In my last travelogue entry, I was marveling over the parallels between life here at the Hotel Catalonia and certain elements in Stanley Kubrick’s “The Shining”. I am pleased now to report that nothing of a homicidal nature has transpired here in the past seven days. Although I still can’t get over the striking similarity between our groundskeeper here and the groundskeeper character played by Scatman Crothers.
In the film, Crothers is one of a few characters endowed with the supernatural power of the shining, and the only one who seems capable of controlling this power and using it for the force of good. Similarly, I suspect that Eduardo, our groundskeeper, may be singularly responsible for preventing this old and decaying hotel from succumbing to evil spirits and ghostly habitation.

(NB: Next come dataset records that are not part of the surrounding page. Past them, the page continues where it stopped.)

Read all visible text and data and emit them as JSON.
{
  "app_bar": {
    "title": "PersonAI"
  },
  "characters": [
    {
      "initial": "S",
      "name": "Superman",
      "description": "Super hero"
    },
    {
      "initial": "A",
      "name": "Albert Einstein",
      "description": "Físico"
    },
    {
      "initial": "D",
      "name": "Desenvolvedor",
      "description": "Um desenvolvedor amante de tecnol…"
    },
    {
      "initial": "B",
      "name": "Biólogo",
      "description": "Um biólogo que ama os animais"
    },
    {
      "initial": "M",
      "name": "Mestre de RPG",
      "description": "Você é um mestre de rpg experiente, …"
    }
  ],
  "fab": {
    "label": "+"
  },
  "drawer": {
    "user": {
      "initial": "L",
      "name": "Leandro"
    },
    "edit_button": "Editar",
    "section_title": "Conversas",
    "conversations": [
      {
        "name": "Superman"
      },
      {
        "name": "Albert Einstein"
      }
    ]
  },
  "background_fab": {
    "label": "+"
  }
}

His vigilance against fallen leaves and rising specters is beyond reproach.
Furthermore, it’s worth noting—or at least there’s no point in holding back as my cinematic tangent takes on a life of its own—that this past Tuesday marked the 30th anniversary of the real-life Crothers’s death. This occasion may have passed without notice or fanfare back in Hollywood, but it strikes me as a good enough excuse for hauntings and visitations in snowbound, secluded, mountainous hotels and resorts, particularly those which have been out of use for the last three decades. Even so, as we looked high and low, and listened for bodiless whispers in the night, we heard nothing but the wind howling between the bare branches of the towering sycamore trees.
Still more interesting than the similitude between our current setting and the 1980 horror flick, is this place’s likeness to Thomas Mann’s monumental “Magic Mountain”. If you’re not familiar with what is arguably the greatest German book of the twentieth century, if not all-time, allow me to elaborate. Critics agree, incidentally, that Mann’s book had a significant influence on Kubrick’s adaptation of “The Shining”, much to Stephen King’s consternation.
The iconic novel takes place high up and faraway in a Swiss sanitarium, where young Hans Castorp has gone to visit his cousin who’s recovering from a mild bout of tuberculosis. Though the alpine resort is a bit more populated than our Pyrenean getaway, the settings have a great deal in common. The Swiss Berghof notably hovers in a mythical realm, outside of time. Hans arrives in midsummer, in the midst of a typical yet unseasonal snow flurry. As the months pass, conditions continuously make it difficult or impossible to know what time of year it is.
Here at Sanilles (whose name, pronounced san-ee-ez, sounds a little like sanitarium, but has no linguistic connection) we experience a similar phenomenon. We are surrounded by high alpine peaks, sometimes capped—currently covered—with snow, even as we bask in the sunshine, as 80-90 percent of the time we do. Sitting by the fire then, and gazing out the window, it’s nearly impossible to say how warm or cold it is outside. And oftentimes the weather is just great for running around and riding bikes, even for eating lunch on the sun-soaked patio.
I should also mention that the owner of this property is currently in England, receiving psychiatric treatment at, of all places, a sanitarium. While she recovers from what we understand to be her regular, autumnal nervous breakdown, we enjoy the comfort of her humble quarters directly upstairs from the bar and restaurant. It’s almost like we’re taking a vacation from our vacation while our hostess convalesces from her convalescence. Talk about a mad, mad world. But that’s another story in itself.
So as Hans’s Swiss retreat stretches from days to weeks to years, for the sanitarium staff has convinced him that he too can benefit from a few therapeutic treatments, he only grows more confused, evermore losing track of time and losing track of his own identity in the process. Various mentors whom he meets over the course of his stay—and this is the meat and potatoes of the novel—try and persuade him of their own philosophies and ideologies, tugging him to and fro between humanism and radicalism.
Not so unlike ourselves, his world view shifts and turns, as he goes in search of his life’s purpose, hoping to discover what best to think and how best to act. Falling under the competing influences of the Jesuit Naphta and the Italian Settembrini, Hans find himself swaying back and forth between the Dionysian and the Apollonic, between the urge to pursue a life of passion and the will to devote himself to wisdom. Meanwhile, here at the Hornaday Roadshow, we find ourselves torn between the civility of Europe and the rugged individualism of the States, looking this way and that, knowing we must all find our place in the world.
In the end, Hans resolves to say ‘yes’ to life (Thomas Mann, recall, was a natural born Nietzschean) and so returns to his home in Germany, and is promptly sent off to fight on the front lines in World War I. And let’s hope this is where the similarities end, as our vision quest continues, and Trump-style diplomacy brings lasting peace to an increasingly subservient world.